§ Exercise instructions: Look through the material below. Copy every line with the string "indicator" in it.

§ Source data:
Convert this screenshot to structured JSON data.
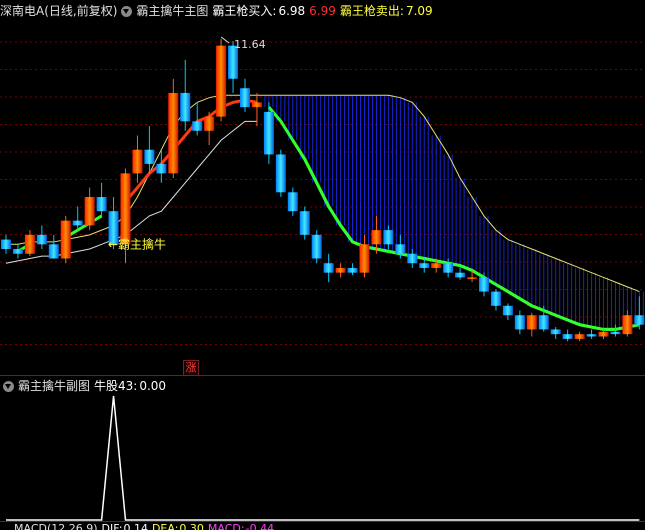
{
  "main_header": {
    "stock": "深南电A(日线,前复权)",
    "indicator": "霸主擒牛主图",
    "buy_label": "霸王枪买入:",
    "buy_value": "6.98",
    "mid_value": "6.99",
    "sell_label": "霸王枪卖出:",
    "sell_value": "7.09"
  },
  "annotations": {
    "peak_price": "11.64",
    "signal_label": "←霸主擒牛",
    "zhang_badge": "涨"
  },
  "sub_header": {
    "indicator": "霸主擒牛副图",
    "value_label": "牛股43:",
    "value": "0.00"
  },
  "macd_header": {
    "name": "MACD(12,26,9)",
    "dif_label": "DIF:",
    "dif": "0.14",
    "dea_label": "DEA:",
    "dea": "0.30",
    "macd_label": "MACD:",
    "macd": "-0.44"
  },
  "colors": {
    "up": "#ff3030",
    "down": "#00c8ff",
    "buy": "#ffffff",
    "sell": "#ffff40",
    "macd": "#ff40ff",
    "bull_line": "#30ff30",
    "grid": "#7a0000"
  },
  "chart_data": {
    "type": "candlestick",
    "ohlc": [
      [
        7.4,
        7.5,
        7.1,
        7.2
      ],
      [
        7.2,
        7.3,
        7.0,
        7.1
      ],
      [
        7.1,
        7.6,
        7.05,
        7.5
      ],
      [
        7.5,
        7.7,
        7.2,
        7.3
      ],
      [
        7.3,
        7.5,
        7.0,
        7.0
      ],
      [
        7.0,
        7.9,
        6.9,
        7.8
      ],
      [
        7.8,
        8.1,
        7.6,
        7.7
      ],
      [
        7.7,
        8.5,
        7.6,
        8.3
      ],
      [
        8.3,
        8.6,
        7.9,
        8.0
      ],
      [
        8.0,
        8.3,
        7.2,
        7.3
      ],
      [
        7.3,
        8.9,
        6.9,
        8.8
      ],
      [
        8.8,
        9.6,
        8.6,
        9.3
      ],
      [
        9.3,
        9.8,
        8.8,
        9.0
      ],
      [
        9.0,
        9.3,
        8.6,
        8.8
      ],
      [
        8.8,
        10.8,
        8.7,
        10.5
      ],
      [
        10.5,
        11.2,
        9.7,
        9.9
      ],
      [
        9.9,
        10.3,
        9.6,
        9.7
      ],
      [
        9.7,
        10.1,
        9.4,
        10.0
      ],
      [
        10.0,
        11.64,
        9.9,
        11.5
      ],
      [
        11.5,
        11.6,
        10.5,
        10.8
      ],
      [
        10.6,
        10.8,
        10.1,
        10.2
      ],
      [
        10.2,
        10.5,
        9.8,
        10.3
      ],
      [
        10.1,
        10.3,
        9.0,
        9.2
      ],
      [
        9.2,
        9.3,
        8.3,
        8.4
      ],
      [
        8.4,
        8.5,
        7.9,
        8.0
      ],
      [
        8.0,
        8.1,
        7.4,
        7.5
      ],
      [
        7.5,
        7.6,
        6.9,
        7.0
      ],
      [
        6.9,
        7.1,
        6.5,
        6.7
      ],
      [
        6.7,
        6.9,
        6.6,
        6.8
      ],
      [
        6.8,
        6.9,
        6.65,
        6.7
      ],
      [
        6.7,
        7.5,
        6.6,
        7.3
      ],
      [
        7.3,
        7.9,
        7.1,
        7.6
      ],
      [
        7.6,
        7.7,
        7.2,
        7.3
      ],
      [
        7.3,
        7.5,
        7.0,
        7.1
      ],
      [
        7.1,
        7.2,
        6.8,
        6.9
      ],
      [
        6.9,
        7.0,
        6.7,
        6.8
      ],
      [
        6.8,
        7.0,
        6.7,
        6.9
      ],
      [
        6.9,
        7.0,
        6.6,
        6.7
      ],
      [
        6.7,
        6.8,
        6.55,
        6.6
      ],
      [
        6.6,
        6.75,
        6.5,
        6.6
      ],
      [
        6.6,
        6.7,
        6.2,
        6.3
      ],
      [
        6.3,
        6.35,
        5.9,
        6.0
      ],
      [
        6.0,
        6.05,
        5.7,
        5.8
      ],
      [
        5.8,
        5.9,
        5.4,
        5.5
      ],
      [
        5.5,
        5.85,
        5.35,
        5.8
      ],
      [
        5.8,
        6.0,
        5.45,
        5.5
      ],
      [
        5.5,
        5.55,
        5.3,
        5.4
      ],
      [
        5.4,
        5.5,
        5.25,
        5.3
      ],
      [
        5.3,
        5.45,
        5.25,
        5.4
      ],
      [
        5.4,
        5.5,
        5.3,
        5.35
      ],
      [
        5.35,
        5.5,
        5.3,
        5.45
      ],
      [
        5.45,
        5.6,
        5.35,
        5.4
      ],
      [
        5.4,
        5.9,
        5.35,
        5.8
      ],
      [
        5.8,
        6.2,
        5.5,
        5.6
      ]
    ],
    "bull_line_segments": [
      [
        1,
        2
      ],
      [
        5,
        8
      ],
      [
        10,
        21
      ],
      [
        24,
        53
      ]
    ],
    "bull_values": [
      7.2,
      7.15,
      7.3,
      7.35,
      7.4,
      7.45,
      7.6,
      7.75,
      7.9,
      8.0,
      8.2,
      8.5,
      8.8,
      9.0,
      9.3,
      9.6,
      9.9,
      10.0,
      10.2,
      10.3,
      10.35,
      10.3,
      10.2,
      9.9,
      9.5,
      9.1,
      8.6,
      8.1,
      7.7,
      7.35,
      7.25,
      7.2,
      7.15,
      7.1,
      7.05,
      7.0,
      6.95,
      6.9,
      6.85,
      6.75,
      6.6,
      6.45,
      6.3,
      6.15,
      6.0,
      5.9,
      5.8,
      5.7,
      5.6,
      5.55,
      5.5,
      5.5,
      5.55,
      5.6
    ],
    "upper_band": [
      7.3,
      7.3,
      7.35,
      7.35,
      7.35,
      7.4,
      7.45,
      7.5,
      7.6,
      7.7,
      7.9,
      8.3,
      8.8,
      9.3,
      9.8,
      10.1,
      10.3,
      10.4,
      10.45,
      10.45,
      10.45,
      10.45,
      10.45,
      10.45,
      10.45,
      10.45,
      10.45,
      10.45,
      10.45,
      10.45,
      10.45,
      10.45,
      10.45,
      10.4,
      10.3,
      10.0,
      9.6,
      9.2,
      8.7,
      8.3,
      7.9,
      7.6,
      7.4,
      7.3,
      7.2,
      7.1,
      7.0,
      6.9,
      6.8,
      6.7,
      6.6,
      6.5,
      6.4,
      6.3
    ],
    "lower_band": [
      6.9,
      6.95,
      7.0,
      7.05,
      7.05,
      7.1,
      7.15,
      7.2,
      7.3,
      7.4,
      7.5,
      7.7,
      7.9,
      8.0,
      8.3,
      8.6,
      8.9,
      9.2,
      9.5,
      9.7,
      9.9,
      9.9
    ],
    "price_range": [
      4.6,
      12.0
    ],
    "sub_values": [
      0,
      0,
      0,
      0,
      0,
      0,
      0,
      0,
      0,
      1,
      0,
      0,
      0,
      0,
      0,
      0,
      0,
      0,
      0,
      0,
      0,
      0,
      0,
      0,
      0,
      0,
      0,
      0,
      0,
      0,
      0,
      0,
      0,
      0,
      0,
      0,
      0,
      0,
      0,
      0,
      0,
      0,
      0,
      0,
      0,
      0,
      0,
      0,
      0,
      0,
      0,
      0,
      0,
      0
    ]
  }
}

§ Final answer:
    "indicator": "霸主擒牛主图",
    "indicator": "霸主擒牛副图",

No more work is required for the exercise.